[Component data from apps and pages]
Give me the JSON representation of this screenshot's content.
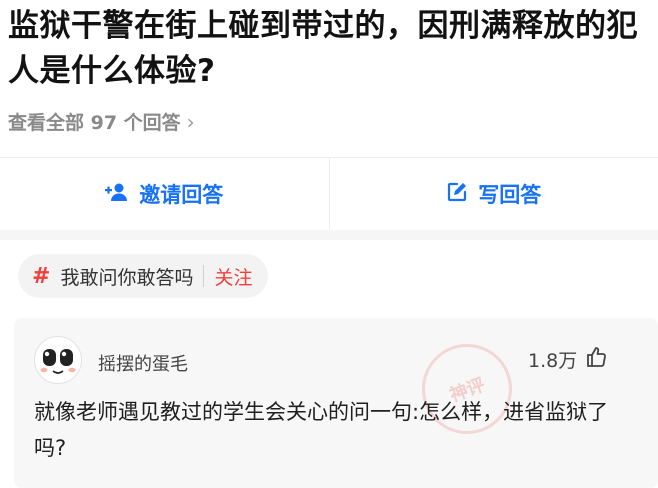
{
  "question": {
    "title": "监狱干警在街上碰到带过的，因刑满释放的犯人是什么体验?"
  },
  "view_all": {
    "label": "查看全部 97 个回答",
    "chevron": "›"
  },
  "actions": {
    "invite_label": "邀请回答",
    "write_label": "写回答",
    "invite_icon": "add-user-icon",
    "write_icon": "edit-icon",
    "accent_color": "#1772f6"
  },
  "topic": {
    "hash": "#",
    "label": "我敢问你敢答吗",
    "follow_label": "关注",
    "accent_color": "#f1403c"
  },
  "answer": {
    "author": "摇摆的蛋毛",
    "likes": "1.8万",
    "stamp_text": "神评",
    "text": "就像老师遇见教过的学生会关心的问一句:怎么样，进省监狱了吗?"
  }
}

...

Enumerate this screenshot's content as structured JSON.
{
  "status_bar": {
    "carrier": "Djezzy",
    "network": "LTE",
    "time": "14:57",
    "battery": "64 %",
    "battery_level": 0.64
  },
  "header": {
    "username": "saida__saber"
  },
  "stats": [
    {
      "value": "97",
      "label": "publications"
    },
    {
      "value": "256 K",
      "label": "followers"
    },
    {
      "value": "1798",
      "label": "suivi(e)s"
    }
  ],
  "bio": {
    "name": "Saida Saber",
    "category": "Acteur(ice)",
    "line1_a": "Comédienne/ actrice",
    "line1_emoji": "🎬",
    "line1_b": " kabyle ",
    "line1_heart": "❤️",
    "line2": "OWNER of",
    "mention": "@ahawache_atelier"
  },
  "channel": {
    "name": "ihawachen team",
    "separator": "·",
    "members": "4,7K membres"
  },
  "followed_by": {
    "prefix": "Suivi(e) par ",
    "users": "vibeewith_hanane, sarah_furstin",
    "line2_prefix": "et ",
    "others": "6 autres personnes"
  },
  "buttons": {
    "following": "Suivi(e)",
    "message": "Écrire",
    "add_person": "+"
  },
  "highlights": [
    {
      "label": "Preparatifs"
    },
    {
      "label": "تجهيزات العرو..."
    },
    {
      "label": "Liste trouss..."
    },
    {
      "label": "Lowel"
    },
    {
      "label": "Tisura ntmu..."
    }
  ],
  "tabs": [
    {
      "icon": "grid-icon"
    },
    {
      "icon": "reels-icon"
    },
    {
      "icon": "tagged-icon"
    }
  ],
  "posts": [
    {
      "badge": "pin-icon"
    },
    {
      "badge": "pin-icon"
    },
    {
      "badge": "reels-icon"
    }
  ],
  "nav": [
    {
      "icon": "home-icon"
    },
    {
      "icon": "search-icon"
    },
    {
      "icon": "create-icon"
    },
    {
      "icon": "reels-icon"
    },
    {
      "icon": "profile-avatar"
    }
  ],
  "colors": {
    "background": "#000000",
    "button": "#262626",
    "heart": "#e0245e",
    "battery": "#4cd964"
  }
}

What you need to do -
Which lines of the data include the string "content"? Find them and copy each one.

Output of the task -
Give me the JSON representation of this screenshot's content.
Enumerate this screenshot's content as structured JSON.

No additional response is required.